(Data records for software interfaces)
========================================

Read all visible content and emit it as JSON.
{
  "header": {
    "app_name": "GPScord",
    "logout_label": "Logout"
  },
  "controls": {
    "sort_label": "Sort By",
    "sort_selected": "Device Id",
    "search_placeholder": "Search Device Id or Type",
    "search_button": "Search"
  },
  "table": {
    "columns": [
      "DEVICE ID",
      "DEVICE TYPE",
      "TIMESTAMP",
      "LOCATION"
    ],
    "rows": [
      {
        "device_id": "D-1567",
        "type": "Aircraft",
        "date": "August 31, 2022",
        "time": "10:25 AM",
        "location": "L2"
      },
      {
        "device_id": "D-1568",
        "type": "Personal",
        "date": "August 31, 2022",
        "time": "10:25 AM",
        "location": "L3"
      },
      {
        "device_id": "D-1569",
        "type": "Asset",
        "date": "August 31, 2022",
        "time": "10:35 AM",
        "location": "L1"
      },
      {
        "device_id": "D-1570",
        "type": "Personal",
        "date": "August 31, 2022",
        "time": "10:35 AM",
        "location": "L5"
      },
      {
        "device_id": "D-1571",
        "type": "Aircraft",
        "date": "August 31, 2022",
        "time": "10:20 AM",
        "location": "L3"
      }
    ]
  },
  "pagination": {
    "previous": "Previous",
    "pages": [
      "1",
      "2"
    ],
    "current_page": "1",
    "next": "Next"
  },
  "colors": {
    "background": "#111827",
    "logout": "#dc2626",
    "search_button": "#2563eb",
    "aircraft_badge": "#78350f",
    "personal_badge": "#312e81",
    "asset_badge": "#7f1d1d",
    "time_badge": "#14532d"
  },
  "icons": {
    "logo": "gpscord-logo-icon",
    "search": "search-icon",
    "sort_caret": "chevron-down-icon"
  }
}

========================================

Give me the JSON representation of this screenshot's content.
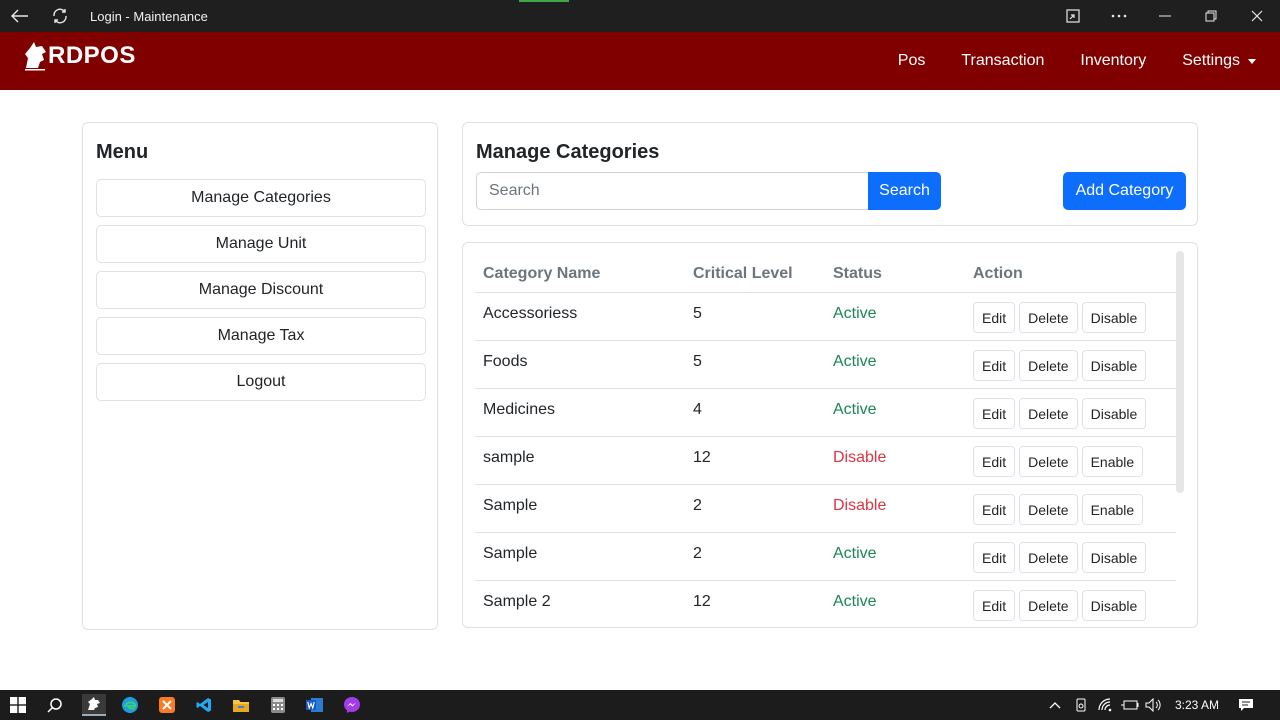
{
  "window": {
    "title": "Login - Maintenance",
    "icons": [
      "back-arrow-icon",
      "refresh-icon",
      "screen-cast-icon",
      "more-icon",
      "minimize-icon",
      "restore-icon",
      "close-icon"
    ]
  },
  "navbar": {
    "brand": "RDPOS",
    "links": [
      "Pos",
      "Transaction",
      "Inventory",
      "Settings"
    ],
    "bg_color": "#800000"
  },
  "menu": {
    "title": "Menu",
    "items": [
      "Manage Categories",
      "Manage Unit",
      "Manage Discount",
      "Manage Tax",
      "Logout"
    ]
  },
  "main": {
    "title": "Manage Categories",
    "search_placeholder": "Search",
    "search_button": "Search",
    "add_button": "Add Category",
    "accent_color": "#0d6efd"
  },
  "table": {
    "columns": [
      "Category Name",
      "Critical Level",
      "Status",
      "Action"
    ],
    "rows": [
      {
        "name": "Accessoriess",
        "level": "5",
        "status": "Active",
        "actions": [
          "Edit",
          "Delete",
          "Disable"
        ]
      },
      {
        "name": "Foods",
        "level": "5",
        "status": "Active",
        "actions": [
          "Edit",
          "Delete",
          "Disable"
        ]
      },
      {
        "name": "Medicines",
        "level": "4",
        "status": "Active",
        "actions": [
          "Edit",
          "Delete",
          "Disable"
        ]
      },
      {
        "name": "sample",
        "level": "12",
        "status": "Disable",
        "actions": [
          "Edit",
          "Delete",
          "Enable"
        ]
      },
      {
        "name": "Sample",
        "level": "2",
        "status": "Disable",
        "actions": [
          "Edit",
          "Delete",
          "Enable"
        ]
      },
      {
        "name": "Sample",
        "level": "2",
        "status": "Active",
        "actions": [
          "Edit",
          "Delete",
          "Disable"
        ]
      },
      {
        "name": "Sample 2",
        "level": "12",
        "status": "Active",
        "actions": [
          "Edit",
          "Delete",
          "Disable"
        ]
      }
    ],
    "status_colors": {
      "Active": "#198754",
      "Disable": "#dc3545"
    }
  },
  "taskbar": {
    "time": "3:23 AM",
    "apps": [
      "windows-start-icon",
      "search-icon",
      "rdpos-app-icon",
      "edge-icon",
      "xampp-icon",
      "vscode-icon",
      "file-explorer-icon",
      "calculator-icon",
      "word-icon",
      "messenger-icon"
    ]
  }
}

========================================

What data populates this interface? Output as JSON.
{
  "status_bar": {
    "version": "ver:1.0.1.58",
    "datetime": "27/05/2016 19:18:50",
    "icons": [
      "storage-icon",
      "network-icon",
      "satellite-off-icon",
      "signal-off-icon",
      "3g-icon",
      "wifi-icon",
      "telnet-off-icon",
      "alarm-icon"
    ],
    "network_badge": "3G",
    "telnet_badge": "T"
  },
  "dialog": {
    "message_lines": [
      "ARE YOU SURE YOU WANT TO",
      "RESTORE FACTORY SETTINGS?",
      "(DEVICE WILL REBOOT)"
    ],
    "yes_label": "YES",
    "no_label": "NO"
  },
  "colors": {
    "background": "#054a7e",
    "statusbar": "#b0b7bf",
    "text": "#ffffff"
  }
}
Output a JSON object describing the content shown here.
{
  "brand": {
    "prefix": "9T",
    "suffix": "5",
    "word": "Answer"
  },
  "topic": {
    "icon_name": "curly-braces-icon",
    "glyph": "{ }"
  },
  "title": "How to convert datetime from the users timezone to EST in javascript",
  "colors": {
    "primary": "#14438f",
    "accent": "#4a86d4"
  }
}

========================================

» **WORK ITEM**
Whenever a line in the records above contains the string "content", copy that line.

» **YOUR SOLUTION**
Read all visible content and emit it as JSON.
Give me the JSON representation of this screenshot's content.
Output a JSON object describing the content shown here.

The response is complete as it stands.